# WORK REQUIRED
Each line below is to be copied exactly as it appears.

# Page and application data records
____
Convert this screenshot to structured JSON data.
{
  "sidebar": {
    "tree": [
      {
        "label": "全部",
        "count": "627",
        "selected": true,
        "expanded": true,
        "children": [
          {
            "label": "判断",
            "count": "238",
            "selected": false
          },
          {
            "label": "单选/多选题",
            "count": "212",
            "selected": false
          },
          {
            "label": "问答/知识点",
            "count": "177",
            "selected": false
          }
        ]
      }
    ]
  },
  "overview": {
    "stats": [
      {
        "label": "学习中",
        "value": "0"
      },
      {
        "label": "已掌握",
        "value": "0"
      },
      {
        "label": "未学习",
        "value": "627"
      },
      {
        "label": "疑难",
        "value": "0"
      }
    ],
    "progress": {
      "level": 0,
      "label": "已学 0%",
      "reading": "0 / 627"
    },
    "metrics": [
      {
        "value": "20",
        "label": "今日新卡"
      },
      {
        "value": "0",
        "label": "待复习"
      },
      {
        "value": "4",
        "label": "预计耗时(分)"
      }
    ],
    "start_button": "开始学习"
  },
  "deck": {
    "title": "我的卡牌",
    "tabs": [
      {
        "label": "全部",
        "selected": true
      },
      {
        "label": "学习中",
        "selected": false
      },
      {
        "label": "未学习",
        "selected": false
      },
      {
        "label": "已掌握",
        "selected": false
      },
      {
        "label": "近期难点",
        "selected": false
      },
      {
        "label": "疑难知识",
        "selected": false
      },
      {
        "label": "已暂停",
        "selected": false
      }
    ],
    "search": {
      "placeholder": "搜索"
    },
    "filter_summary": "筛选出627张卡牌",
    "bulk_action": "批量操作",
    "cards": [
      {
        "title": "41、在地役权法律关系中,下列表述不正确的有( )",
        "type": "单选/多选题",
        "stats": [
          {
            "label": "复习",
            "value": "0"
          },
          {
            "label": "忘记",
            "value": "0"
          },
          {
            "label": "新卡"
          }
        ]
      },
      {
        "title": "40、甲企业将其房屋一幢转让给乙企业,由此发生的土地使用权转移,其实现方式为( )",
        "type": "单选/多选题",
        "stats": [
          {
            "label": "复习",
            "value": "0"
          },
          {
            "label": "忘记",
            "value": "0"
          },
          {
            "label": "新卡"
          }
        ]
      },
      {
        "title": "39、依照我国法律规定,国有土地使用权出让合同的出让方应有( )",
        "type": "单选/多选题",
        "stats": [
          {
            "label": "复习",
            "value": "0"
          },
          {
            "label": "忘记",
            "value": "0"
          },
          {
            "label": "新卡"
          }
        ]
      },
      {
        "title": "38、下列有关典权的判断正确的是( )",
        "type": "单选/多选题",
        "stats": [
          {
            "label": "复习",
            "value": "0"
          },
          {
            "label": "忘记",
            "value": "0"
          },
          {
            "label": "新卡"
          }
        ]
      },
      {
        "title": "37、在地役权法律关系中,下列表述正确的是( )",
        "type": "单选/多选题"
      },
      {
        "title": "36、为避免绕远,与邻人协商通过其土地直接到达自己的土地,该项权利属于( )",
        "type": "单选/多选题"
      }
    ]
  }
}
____
# RESULT OF THE EXERCISE
Convert this screenshot to structured JSON data.
{
  "sidebar": {
    "tree": [
      {
        "label": "全部",
        "count": "627",
        "selected": true,
        "expanded": true,
        "children": [
          {
            "label": "判断",
            "count": "238",
            "selected": false
          },
          {
            "label": "单选/多选题",
            "count": "212",
            "selected": false
          },
          {
            "label": "问答/知识点",
            "count": "177",
            "selected": false
          }
        ]
      }
    ]
  },
  "overview": {
    "stats": [
      {
        "label": "学习中",
        "value": "0"
      },
      {
        "label": "已掌握",
        "value": "0"
      },
      {
        "label": "未学习",
        "value": "627"
      },
      {
        "label": "疑难",
        "value": "0"
      }
    ],
    "progress": {
      "level": 0,
      "label": "已学 0%",
      "reading": "0 / 627"
    },
    "metrics": [
      {
        "value": "20",
        "label": "今日新卡"
      },
      {
        "value": "0",
        "label": "待复习"
      },
      {
        "value": "4",
        "label": "预计耗时(分)"
      }
    ],
    "start_button": "开始学习"
  },
  "deck": {
    "title": "我的卡牌",
    "tabs": [
      {
        "label": "全部",
        "selected": true
      },
      {
        "label": "学习中",
        "selected": false
      },
      {
        "label": "未学习",
        "selected": false
      },
      {
        "label": "已掌握",
        "selected": false
      },
      {
        "label": "近期难点",
        "selected": false
      },
      {
        "label": "疑难知识",
        "selected": false
      },
      {
        "label": "已暂停",
        "selected": false
      }
    ],
    "search": {
      "placeholder": "搜索"
    },
    "filter_summary": "筛选出627张卡牌",
    "bulk_action": "批量操作",
    "cards": [
      {
        "title": "41、在地役权法律关系中,下列表述不正确的有( )",
        "type": "单选/多选题",
        "stats": [
          {
            "label": "复习",
            "value": "0"
          },
          {
            "label": "忘记",
            "value": "0"
          },
          {
            "label": "新卡"
          }
        ]
      },
      {
        "title": "40、甲企业将其房屋一幢转让给乙企业,由此发生的土地使用权转移,其实现方式为( )",
        "type": "单选/多选题",
        "stats": [
          {
            "label": "复习",
            "value": "0"
          },
          {
            "label": "忘记",
            "value": "0"
          },
          {
            "label": "新卡"
          }
        ]
      },
      {
        "title": "39、依照我国法律规定,国有土地使用权出让合同的出让方应有( )",
        "type": "单选/多选题",
        "stats": [
          {
            "label": "复习",
            "value": "0"
          },
          {
            "label": "忘记",
            "value": "0"
          },
          {
            "label": "新卡"
          }
        ]
      },
      {
        "title": "38、下列有关典权的判断正确的是( )",
        "type": "单选/多选题",
        "stats": [
          {
            "label": "复习",
            "value": "0"
          },
          {
            "label": "忘记",
            "value": "0"
          },
          {
            "label": "新卡"
          }
        ]
      },
      {
        "title": "37、在地役权法律关系中,下列表述正确的是( )",
        "type": "单选/多选题"
      },
      {
        "title": "36、为避免绕远,与邻人协商通过其土地直接到达自己的土地,该项权利属于( )",
        "type": "单选/多选题"
      }
    ]
  }
}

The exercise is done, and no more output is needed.